Of course, you should always prioritize the health and safety of your dog, and choose a vet clinic with trusted doctors.
The typical cost of getting a small dog neutered can cost anywhere from about $50-$250.
If your dog has a medical condition requiring more stringent monitoring under anesthesia, or a more complicated neutering procedure, the cost may be increased.
Mainstream veterinary hospitals will be more expensive, but there are a plethora of low-cost options as well (which are often just as good as going to a “regular” vet).
You can research “low cost spay and neuter clinics” near you, or look into free vouchers for the surgery through your local animal control unit.
Animal rescues such as The Humane Society often offer specific low cost surgery days, so that may be something worth looking into.
If you adopt a Dachshund from a shelter or rescue, they will most likely already come neutered. The surgery is generally included in adoption fees.
Alternatives to Neutering Your Miniature Dachshund
While you don’t have to neuter your Miniature Dachshund, it’s highly recommended. However, there are alternatives.
As we discussed above, millions of dogs are euthanized every year due to overpopulation in shelters. By fixing your dog, you can help decrease that statistic and save the lives of unwanted animals.
You can leave your male Dachshund intact instead of neutering them if you choose but be aware that there are health risks involved, such as the increased risk for cancer and testicular issues.
If you choose to leave your Miniature Dachshund fully intact, but don’t want to risk the chance of him getting another dog pregnant, you can opt for a vasectomy instead. A vasectomy sterilizes a dog without impacting any hormones.
Canine vasectomies are not widely available at this point, so you may have a difficult time finding a credible veterinarian in your area who will perform this procedure, but opportunities will likely increase because this method of sterilization is becoming more popular.
Remember, however, that a vasectomy only eliminates your Dachshund’s ability to reproduce.

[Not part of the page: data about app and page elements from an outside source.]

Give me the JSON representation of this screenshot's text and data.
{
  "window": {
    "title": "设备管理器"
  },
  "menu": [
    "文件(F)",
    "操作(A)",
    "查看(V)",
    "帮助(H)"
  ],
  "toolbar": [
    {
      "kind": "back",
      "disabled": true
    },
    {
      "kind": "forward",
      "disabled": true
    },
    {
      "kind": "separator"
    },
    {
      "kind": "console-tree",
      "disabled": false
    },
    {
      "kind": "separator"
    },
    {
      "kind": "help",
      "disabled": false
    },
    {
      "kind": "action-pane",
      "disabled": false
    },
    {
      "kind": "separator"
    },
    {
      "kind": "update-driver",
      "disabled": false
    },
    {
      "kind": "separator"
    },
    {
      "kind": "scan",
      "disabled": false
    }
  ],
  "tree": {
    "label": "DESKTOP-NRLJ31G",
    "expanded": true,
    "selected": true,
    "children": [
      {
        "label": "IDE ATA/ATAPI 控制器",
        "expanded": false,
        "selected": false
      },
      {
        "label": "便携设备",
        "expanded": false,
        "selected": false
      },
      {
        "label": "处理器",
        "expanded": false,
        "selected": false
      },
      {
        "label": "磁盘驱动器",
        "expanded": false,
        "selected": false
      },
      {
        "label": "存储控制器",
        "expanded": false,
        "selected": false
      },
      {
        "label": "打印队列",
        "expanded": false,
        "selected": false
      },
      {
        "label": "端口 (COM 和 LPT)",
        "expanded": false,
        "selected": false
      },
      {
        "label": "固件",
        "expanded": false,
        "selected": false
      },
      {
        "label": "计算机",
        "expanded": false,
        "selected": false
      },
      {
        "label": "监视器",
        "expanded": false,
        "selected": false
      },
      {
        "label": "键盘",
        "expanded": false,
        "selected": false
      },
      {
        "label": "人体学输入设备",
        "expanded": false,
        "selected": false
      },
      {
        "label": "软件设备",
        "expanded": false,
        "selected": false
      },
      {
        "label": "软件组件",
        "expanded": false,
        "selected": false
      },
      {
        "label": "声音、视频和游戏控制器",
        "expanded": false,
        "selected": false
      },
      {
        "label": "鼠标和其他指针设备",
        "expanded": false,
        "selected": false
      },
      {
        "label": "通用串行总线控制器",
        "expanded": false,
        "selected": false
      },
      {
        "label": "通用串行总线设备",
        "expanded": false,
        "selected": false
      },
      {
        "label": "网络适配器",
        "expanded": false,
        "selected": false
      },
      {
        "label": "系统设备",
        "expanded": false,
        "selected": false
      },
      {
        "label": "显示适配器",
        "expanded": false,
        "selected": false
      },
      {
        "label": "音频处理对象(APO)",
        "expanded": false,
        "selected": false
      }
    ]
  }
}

It won’t reduce any sort of marking, aggression or cancer risk.
The choice to neuter your Miniature Dachshund is completely up to you.
If you need more information before making that decision, consult your veterinarian and ask them specific questions related to your Dachshund’s health and wellbeing.
We understand that some Dachshund parents may be extremely nervous about getting their furry friend neutered.
Luckily this is a routine surgery that is painless for your pup and beneficial for their longevity.
Always discuss options with your veterinarian to make sure that your Dachshund is healthy and old enough to undergo a neuter procedure.
About the Author: Through her 17 years of owning and caring for Dachshunds, and almost 10 years researching and writing about them, JW has become a respected expert in the Dachshund community. Read more about her here.